Poker is a card game in which players wager chips (representing money) in a pot according to the rules of the specific variant being played. The game can also involve bluffing, in which a player makes a bet not based on their cards but on the assumption that other players hold inferior hands. A poker hand consists of five cards. The value of a hand is in inverse proportion to its mathematical frequency, meaning that more common cards have lower values.

The first player to act (depending on the variant being played) places an amount of chips in the pot equal to the size of the blinds plus the ante, if any. Then each player receives two hole cards and betting continues in turn clockwise. If a player is dealt an odd card, it may be discarded and the next player may choose to cut the pack.

One of the most interesting aspects of poker is observing the reactions of other players. Players may reveal information about their hand through gestures, facial expressions and eye contact. These are known as tells.

It’s not possible to consistently win tournaments on a high level without being aggressive. However, a good tournament strategy involves balancing aggression with survival and chip accumulation. Ideally, you want to be the guy who raises every button and steals as many blinds and orphaned pots from your opponents as possible!

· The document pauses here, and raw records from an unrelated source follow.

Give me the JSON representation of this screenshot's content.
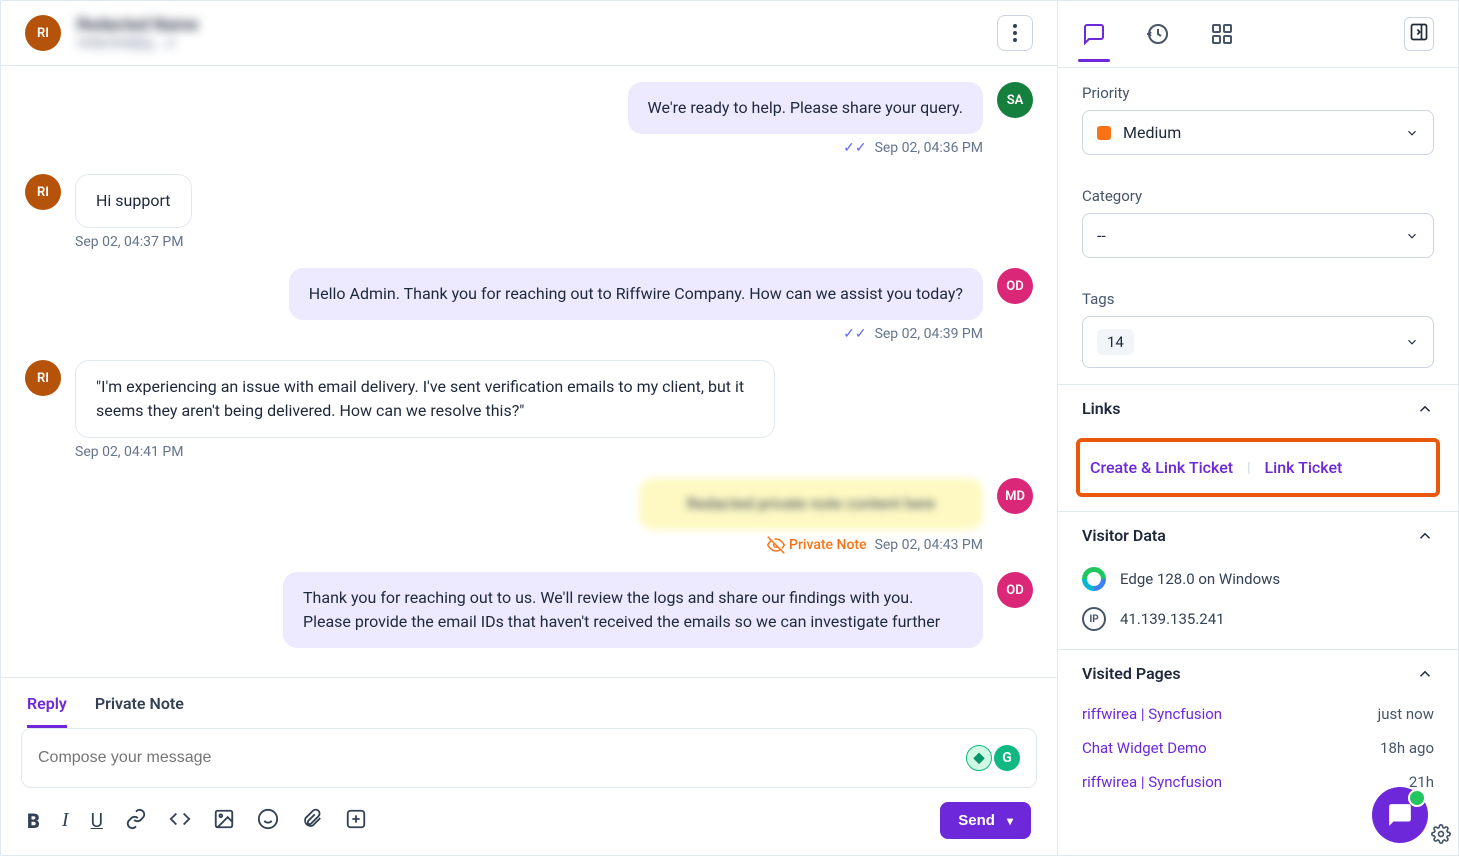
{
  "header": {
    "avatar": "RI",
    "name": "Redacted Name",
    "email": "redacted@g....n"
  },
  "messages": [
    {
      "side": "right",
      "avatar": "SA",
      "avatarClass": "sa",
      "bubbleClass": "purple",
      "text": "We're ready to help. Please share your query.",
      "ts": "Sep 02, 04:36 PM",
      "read": true
    },
    {
      "side": "left",
      "avatar": "RI",
      "avatarClass": "ri",
      "bubbleClass": "white",
      "text": "Hi support",
      "ts": "Sep 02, 04:37 PM"
    },
    {
      "side": "right",
      "avatar": "OD",
      "avatarClass": "od",
      "bubbleClass": "purple",
      "text": "Hello Admin. Thank you for reaching out to Riffwire Company. How can we assist you today?",
      "ts": "Sep 02, 04:39 PM",
      "read": true
    },
    {
      "side": "left",
      "avatar": "RI",
      "avatarClass": "ri",
      "bubbleClass": "white",
      "text": "\"I'm experiencing an issue with email delivery. I've sent verification emails to my client, but it seems they aren't being delivered. How can we resolve this?\"",
      "ts": "Sep 02, 04:41 PM"
    },
    {
      "side": "right",
      "avatar": "MD",
      "avatarClass": "md",
      "bubbleClass": "yellow",
      "text": "Redacted private note content here",
      "ts": "Sep 02, 04:43 PM",
      "private": true
    },
    {
      "side": "right",
      "avatar": "OD",
      "avatarClass": "od",
      "bubbleClass": "purple",
      "text": "Thank you for reaching out to us. We'll review the logs and share our findings with you. Please provide the email IDs that haven't received the emails so we can investigate further",
      "ts": ""
    }
  ],
  "privateNoteLabel": "Private Note",
  "composer": {
    "tabs": [
      "Reply",
      "Private Note"
    ],
    "placeholder": "Compose your message",
    "send": "Send"
  },
  "sidebar": {
    "priority": {
      "label": "Priority",
      "value": "Medium"
    },
    "category": {
      "label": "Category",
      "value": "--"
    },
    "tags": {
      "label": "Tags",
      "value": "14"
    },
    "links": {
      "title": "Links",
      "create": "Create & Link Ticket",
      "link": "Link Ticket"
    },
    "visitor": {
      "title": "Visitor Data",
      "browser": "Edge 128.0 on Windows",
      "ip": "41.139.135.241",
      "ipLabel": "IP"
    },
    "visited": {
      "title": "Visited Pages",
      "rows": [
        {
          "page": "riffwirea | Syncfusion",
          "time": "just now"
        },
        {
          "page": "Chat Widget Demo",
          "time": "18h ago"
        },
        {
          "page": "riffwirea | Syncfusion",
          "time": "21h"
        }
      ]
    }
  }
}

However, you should only be aggressive in situations where the reward outweighs the risk.